-- Entries provided follows --
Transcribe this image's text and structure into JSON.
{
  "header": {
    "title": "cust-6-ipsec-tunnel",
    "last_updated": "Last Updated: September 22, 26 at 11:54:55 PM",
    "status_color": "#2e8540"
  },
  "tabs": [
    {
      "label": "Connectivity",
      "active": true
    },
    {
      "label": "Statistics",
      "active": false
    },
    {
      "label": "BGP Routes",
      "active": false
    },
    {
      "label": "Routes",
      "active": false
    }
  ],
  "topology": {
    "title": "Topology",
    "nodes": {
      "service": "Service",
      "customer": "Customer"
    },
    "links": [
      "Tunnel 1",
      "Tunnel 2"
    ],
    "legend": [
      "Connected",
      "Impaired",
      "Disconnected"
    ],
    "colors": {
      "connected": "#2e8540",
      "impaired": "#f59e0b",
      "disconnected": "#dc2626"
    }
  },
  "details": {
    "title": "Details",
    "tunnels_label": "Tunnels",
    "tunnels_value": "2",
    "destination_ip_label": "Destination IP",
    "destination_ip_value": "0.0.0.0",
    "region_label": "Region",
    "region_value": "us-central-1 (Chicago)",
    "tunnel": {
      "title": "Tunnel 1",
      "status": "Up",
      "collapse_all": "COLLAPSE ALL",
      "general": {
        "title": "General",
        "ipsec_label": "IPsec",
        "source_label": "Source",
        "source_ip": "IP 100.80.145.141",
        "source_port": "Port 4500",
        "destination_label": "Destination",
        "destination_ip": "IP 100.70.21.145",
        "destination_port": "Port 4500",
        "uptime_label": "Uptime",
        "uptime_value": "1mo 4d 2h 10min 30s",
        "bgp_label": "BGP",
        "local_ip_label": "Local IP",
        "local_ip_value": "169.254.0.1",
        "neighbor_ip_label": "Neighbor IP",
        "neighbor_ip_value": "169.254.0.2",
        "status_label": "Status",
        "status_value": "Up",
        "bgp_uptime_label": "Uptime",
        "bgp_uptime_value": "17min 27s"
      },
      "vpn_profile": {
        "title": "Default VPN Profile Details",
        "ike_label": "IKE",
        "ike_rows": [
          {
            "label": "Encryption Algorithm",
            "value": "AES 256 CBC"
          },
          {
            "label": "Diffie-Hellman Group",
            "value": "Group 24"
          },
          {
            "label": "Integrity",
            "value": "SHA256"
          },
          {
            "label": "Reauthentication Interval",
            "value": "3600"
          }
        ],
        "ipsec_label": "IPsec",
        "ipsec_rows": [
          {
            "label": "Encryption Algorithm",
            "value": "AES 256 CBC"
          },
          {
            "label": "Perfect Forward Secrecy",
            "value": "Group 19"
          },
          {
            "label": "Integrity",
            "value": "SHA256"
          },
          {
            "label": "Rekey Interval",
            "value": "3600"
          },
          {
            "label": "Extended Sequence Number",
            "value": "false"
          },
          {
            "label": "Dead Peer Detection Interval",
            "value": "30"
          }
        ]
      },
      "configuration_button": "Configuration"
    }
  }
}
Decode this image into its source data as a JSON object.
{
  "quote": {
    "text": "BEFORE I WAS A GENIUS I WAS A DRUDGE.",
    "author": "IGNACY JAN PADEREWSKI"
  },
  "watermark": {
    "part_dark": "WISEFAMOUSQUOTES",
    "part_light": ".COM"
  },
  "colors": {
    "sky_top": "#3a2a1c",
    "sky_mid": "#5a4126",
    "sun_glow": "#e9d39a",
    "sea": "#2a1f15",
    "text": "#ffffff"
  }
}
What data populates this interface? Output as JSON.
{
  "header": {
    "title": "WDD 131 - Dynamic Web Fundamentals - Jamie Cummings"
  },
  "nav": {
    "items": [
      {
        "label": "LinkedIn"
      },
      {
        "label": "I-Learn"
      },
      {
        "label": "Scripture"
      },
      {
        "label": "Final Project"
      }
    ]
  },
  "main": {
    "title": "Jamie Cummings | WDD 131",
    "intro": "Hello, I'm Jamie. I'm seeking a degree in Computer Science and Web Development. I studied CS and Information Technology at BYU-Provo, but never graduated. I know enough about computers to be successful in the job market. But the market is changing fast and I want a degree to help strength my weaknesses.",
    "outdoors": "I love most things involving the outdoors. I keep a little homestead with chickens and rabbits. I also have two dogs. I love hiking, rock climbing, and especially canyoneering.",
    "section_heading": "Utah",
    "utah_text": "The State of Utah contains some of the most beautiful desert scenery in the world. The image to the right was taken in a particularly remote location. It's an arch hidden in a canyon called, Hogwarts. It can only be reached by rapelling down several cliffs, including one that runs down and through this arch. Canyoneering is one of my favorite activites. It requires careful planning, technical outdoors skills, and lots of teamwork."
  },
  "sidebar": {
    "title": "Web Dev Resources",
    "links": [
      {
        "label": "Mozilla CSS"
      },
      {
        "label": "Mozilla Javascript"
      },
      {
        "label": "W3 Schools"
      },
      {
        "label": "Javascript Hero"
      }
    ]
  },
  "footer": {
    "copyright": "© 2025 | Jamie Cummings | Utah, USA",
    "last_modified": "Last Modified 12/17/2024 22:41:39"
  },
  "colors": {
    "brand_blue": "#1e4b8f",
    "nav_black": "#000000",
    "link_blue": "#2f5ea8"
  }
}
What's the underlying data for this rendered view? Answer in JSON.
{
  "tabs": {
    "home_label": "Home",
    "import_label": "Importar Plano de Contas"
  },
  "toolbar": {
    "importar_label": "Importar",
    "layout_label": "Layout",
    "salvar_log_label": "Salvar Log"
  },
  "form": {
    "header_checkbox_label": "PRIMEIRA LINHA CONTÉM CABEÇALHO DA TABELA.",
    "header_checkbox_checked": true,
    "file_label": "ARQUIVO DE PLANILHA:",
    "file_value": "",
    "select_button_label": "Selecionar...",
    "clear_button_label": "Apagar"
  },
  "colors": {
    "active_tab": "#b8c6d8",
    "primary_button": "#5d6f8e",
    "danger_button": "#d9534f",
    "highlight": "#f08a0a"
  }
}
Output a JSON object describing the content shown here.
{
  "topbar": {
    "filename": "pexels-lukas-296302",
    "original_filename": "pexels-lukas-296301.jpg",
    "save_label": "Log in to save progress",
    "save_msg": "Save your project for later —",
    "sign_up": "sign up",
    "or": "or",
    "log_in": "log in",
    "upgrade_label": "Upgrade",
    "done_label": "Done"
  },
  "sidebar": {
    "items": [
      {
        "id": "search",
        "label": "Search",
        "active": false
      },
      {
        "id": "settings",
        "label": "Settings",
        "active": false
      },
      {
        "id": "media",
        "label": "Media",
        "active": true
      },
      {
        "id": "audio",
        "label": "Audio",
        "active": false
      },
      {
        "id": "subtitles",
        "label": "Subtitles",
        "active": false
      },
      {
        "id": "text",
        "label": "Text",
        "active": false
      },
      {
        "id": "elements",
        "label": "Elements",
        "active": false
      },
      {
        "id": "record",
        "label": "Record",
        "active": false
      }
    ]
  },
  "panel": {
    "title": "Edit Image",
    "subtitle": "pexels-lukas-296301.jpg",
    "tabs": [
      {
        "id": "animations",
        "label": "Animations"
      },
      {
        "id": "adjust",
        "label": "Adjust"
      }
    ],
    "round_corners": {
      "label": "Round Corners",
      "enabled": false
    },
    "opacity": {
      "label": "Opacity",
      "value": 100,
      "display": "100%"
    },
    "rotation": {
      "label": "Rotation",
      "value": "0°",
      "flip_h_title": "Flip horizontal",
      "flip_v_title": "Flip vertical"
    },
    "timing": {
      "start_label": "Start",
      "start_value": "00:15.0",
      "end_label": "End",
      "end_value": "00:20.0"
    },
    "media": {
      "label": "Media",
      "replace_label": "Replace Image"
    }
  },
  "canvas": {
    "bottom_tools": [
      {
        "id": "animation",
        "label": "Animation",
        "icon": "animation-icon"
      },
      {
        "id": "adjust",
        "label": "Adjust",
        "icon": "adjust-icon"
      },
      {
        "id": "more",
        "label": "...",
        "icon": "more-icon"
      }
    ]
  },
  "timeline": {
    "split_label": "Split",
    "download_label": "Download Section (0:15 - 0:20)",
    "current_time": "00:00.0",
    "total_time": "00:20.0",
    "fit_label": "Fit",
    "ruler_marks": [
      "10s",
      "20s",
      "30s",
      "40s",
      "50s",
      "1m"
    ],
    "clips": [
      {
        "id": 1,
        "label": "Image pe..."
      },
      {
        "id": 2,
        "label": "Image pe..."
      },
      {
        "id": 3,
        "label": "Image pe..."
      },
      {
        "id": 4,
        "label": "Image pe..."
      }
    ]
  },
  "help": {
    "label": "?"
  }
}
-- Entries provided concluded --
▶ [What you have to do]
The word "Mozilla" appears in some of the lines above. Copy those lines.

▶ [Completed task]
        "label": "Mozilla CSS"
        "label": "Mozilla Javascript"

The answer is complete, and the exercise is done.